Dispersal of biocides used in agriculture is expected to affect hedgerow plant and animal species composition. The very local scale impacts may be considered as due to "spray drift". Field surveys carried out by Gove et al (2007) found that the abundance of the most sensitive species was highest in woodland margins adjacent to fields with low agrichemical inputs and lowest beside high-input farmland. These differences were seen at least 4 m into woodland margins but were not found at 10 m. They recommend the adoption of no-spray buffer zones of at least 5 m to protect the majority of woodland species from the impacts of agrichemicals applied to adjacent land.
Close to sources a considerable fraction of heavy metals is contained in supermicron particles, which deposit much more rapidly than fine particles. In addition, deposition rates are largest to aerodynamically rough surfaces such as trees and bushes. Therefore urban parklands and roadside hedgerows are expected to receive a particularly large deposition of particulate pollutants, especially heavy metals, which may subsequently accumulate in the food chain.
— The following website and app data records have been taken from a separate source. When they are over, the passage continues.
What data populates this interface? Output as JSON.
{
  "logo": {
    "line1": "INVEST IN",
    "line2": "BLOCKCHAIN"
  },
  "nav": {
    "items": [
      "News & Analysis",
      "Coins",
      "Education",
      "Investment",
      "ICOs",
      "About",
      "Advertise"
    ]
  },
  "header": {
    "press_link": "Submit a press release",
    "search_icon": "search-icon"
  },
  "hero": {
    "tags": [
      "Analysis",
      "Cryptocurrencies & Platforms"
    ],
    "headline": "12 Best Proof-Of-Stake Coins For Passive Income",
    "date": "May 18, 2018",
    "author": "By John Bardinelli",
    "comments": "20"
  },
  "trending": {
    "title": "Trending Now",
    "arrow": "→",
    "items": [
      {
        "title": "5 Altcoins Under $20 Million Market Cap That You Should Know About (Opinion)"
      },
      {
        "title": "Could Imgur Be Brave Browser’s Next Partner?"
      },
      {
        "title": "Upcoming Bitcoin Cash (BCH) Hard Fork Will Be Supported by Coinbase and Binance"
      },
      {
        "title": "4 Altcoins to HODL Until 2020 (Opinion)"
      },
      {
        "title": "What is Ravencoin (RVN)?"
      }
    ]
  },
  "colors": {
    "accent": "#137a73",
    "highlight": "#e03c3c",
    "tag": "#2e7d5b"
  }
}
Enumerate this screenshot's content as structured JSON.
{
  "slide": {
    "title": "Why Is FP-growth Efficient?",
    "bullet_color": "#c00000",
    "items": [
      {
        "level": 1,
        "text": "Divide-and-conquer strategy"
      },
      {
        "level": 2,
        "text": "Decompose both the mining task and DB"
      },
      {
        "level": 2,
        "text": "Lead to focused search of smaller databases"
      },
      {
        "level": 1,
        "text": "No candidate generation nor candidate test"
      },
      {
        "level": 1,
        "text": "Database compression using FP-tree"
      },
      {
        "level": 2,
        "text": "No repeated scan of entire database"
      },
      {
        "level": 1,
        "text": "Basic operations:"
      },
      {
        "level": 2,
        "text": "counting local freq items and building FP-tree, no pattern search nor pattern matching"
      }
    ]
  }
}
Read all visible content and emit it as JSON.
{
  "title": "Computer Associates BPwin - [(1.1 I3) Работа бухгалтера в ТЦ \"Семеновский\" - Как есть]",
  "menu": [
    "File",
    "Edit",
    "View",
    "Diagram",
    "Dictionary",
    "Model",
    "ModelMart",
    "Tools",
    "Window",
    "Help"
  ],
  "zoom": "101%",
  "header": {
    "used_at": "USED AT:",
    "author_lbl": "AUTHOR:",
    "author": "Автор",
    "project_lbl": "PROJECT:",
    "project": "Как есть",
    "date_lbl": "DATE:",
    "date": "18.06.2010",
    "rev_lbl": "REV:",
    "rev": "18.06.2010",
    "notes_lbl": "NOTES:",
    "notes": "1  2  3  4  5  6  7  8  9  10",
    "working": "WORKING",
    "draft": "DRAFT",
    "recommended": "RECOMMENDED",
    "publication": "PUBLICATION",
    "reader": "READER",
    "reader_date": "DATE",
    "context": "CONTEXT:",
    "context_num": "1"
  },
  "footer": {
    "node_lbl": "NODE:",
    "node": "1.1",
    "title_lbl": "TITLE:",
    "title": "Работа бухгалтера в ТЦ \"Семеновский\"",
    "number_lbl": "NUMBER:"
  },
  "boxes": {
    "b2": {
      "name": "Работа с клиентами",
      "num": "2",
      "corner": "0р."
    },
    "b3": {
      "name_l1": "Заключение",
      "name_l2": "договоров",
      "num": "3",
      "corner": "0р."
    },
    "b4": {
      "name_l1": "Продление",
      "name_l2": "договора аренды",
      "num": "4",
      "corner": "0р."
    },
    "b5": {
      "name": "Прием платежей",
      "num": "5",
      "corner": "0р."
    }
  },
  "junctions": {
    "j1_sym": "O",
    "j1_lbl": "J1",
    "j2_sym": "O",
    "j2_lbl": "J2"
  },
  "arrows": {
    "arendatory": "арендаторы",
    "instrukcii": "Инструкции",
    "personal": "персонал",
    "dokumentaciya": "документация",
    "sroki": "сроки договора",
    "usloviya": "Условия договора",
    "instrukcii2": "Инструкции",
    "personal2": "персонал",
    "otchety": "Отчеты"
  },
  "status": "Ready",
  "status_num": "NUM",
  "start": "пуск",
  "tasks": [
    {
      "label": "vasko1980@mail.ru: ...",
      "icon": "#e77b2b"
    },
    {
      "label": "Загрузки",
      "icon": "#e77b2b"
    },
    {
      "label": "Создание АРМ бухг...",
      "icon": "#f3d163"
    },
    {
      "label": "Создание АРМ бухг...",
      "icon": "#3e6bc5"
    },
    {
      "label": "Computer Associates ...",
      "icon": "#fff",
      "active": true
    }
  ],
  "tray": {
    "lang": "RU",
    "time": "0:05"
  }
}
Although studies are beginning to quantify the rates of deposition, there is a need to clarify the precise scale of the ecological impacts.
For ozone impacts see the Woodlands overview.